We have yet to find alien life on Mars...
But one day, in about 2 billion years, human beings may call the red planet home.
Earth will no longer be able to support life...
Dr Chris McKay, NASA Ames Research Center – "I think thinking about the planets, and the Sun and the Solar System as a family of objects and wondering what's their long-term future, I think is a sobering process, because we tend to think of the Earth as forever, the eternal sea we call it – but yet when we start looking at the planets in the Solar System we realise that they are not eternal, that the Earth is in some sense halfway through its lifetime."
The Earth is middle aged, because the Sun is middle aged.
The Sun will die in another 5 billion years...
Long before then, we will have to find a new home – because the Sun will get hotter as it ages.
Around 10% every 1 billion years.
The Sun will die in 5 billion years

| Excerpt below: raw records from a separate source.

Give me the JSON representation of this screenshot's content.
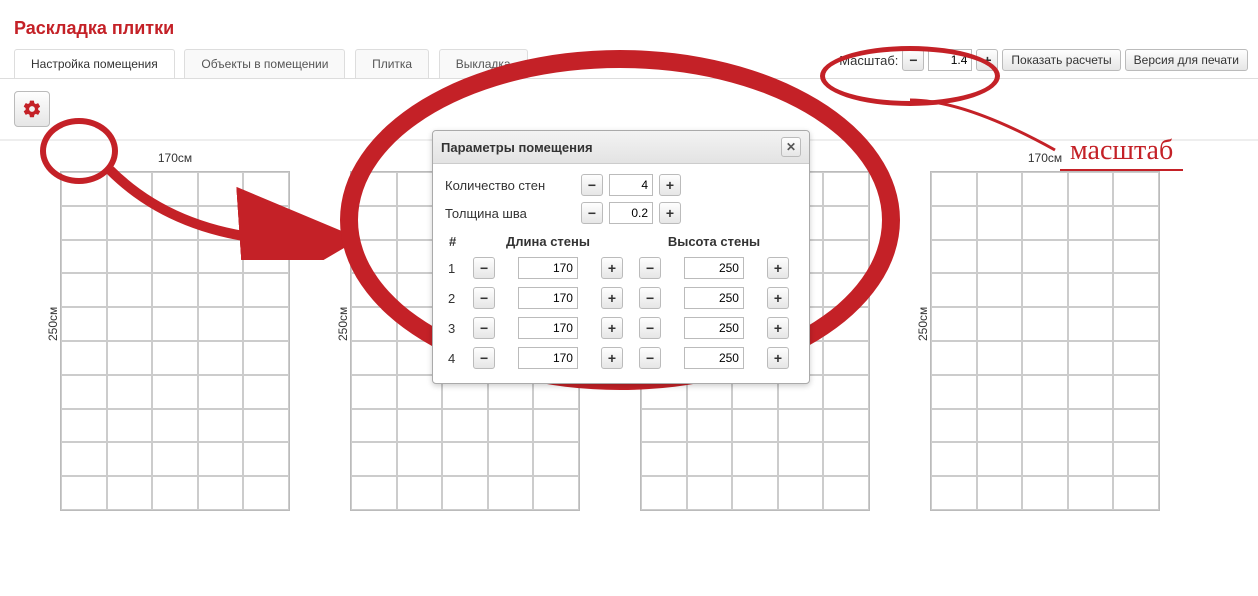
{
  "title": "Раскладка плитки",
  "tabs": [
    "Настройка помещения",
    "Объекты в помещении",
    "Плитка",
    "Выкладка"
  ],
  "activeTab": 0,
  "scale": {
    "label": "Масштаб:",
    "value": "1.4"
  },
  "buttons": {
    "showCalc": "Показать расчеты",
    "printVersion": "Версия для печати"
  },
  "dialog": {
    "title": "Параметры помещения",
    "wallCountLabel": "Количество стен",
    "wallCount": "4",
    "seamLabel": "Толщина шва",
    "seam": "0.2",
    "col_idx": "#",
    "col_len": "Длина стены",
    "col_h": "Высота стены",
    "rows": [
      {
        "n": "1",
        "len": "170",
        "h": "250"
      },
      {
        "n": "2",
        "len": "170",
        "h": "250"
      },
      {
        "n": "3",
        "len": "170",
        "h": "250"
      },
      {
        "n": "4",
        "len": "170",
        "h": "250"
      }
    ]
  },
  "wall": {
    "w": "170см",
    "h": "250см"
  },
  "anno": {
    "scaleWord": "масштаб"
  }
}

It gets 10% hotter every 1 billion years
Earth too hot for life in 2 billion years
The extra heat will gradually change Earth's landscape.
Dr Chris McKay, NASA Ames Research Center – "If we were to come back in our Solar System in a billion years, it's still a place where you can find liquid water and go for a swim. Maybe 2 billion years or 3 billion years, it's now starting to become a hot house here."
A thick, insulating atmosphere caused by evaporating oceans, will cause a runaway greenhouse effect.
Earth will be more like Venus is today... a hostile inferno.
Meanwhile, 100 million kilometres further away, the freezing, dry planet of Mars will begin to warm up.
Once average temperatures exceed melting point, frozen oceans on Mars will melt, releasing vast amounts of liquid water and carbon dioxide.
Rivers, lakes and oceans will transform Mars' landscape.
Greenhouse gases like carbon dioxide will rebuild the atmosphere, and trap the increasing heat on the planet.
Mars will be more like Earth is today, than Earth will be itself.
Around 100 million kilometres further from the Sun, Mars will be a much more viable place to live... but for how long?
Dr Chris McKay, NASA Ames Research Center – "Mars is probably not a long-term place for home, but if you think about it there's no place that's going to be suitable for life forever – it's just a question of how long. How long do we want to have the rent on this planet or that planet? Earth, we've been lucky we've had several billion years. Mars we may have half a billion years. But still, a place to live for half a billion years is a good place."
As we leave Earth behind, Mars could be the next stop.
But eventually, our home will have to be on a different planet, orbiting another star.